Once we consider dividend tax cuts, basic rate cuts, and health/social levy cuts, the highest earners will have saved almost £10,000 over the next two years. This means that in countries like Norway, Switzerland, Austria, Denmark, or the Netherlands, most of the poorest in society can still somewhat maintain a decent lifestyle. In the UK the opposite is true – financial or health security is almost non-existent.

Even with the U-turn on scrapping the top rate of tax, the richest in society will still be better off by around £2300 a year, whilst those at the very bottom will see a benefit of £13 a year. With high-sky inflation, that £13 benefit vanishes in real terms.

It is no wonder then that Bank of England data shows that credit card borrowing has increased by almost 20%, an increase not seen since the start of the early 2000s. Where the government has failed, now many people turn to private credit and build private debt – the ingredients to a recession still predicted to kick off at the start of 2023.

If you are in Wales, Scotland, Northern Ireland or even North-England then the mini-Budget effectively told you to get stuffed – as households in the East, South, and South-East of England will benefit from these measures three times more (£1600) than any other part of the UK.

On top of this, the failure of the UK Government to seriously tackle inflation, or to increase the block grant in real terms, means the Scottish Government's budget is worth £1.7 billion less in real terms.

Whilst the Conservative zealots at Westminster seek to rehabilitate the zombie economics of the past, I'd suggest Scotland seek a different path.
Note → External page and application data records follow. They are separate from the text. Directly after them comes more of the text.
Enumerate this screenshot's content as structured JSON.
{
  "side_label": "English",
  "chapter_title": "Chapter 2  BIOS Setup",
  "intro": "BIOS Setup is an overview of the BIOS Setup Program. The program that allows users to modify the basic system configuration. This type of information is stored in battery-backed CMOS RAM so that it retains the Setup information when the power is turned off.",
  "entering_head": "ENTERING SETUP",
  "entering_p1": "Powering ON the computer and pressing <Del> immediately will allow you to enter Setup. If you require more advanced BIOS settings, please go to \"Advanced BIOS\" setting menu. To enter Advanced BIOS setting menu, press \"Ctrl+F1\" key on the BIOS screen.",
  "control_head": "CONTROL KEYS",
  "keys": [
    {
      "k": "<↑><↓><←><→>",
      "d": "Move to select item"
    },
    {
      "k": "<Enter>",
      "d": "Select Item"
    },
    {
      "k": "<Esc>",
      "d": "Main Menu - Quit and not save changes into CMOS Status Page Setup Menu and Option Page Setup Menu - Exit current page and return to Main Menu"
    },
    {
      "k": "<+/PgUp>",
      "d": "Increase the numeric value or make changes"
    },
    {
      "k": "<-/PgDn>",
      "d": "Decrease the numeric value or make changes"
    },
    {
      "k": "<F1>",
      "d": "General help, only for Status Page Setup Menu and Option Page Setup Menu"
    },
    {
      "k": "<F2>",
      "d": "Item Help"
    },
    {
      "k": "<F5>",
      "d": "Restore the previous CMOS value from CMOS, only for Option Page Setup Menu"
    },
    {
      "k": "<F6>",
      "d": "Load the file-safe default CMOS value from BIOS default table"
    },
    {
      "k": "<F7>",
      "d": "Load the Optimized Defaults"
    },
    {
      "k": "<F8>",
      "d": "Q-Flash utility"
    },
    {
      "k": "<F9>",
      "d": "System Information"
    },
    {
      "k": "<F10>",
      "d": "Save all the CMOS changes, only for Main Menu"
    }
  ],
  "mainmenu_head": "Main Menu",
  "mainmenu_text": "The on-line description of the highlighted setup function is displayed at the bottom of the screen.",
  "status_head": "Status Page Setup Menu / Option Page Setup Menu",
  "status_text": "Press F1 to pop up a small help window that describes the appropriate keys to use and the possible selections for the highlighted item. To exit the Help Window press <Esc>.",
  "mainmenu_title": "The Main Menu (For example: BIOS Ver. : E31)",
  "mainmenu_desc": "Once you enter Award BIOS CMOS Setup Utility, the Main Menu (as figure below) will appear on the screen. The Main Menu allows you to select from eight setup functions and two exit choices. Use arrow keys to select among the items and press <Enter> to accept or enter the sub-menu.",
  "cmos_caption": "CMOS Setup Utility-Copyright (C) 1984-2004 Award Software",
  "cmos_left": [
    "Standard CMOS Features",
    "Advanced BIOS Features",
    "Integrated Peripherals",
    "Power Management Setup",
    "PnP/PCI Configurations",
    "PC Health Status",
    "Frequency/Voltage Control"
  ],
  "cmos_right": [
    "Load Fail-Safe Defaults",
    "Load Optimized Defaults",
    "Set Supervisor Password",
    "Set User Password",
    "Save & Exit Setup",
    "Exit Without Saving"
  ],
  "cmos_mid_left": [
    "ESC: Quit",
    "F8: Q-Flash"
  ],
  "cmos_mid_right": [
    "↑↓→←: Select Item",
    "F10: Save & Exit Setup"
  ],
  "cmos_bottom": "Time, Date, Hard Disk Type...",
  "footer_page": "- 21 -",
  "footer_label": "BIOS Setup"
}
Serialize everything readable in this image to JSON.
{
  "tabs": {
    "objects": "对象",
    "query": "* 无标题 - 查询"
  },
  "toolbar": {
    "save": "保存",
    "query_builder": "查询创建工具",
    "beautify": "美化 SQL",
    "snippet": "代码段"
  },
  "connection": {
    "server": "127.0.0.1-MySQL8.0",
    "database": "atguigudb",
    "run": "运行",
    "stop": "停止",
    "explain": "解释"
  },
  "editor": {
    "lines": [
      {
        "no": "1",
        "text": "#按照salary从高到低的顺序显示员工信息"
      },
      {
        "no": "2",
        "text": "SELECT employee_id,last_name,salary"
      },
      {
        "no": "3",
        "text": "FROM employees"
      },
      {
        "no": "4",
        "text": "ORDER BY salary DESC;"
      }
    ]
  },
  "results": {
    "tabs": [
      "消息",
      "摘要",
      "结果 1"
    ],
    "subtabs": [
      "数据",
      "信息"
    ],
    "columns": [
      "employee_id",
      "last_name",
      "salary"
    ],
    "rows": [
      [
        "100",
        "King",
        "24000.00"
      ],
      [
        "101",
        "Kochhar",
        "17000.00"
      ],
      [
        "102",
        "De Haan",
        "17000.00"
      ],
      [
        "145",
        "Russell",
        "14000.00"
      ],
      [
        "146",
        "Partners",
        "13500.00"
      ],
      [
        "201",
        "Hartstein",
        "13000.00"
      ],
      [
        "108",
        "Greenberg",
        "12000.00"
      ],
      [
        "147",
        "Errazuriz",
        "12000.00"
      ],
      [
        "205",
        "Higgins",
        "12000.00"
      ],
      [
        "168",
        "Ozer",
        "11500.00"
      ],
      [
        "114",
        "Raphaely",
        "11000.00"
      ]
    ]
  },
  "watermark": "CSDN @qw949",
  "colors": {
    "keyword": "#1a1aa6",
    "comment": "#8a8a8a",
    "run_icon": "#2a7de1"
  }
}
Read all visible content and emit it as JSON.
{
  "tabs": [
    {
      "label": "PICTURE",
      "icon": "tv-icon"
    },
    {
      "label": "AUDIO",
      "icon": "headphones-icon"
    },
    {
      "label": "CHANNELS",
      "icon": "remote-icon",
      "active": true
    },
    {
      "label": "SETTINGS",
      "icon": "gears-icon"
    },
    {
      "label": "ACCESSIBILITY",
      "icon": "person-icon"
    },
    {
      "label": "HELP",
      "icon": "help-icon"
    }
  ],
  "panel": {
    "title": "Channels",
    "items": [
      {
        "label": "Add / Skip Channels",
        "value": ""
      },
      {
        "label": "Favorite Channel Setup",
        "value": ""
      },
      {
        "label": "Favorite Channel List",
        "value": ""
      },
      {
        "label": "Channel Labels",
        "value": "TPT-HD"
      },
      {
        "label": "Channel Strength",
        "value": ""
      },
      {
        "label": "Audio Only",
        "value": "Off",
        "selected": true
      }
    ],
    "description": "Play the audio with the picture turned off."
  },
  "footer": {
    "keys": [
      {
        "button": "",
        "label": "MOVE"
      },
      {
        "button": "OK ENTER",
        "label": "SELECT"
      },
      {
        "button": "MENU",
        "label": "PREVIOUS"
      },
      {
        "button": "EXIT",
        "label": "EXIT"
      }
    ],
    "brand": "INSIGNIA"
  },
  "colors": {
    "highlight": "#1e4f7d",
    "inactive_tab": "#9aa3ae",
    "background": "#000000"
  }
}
But choosing a policy path to best fit our needs requires one thing common amongst most developed democracies across the planet – political independence.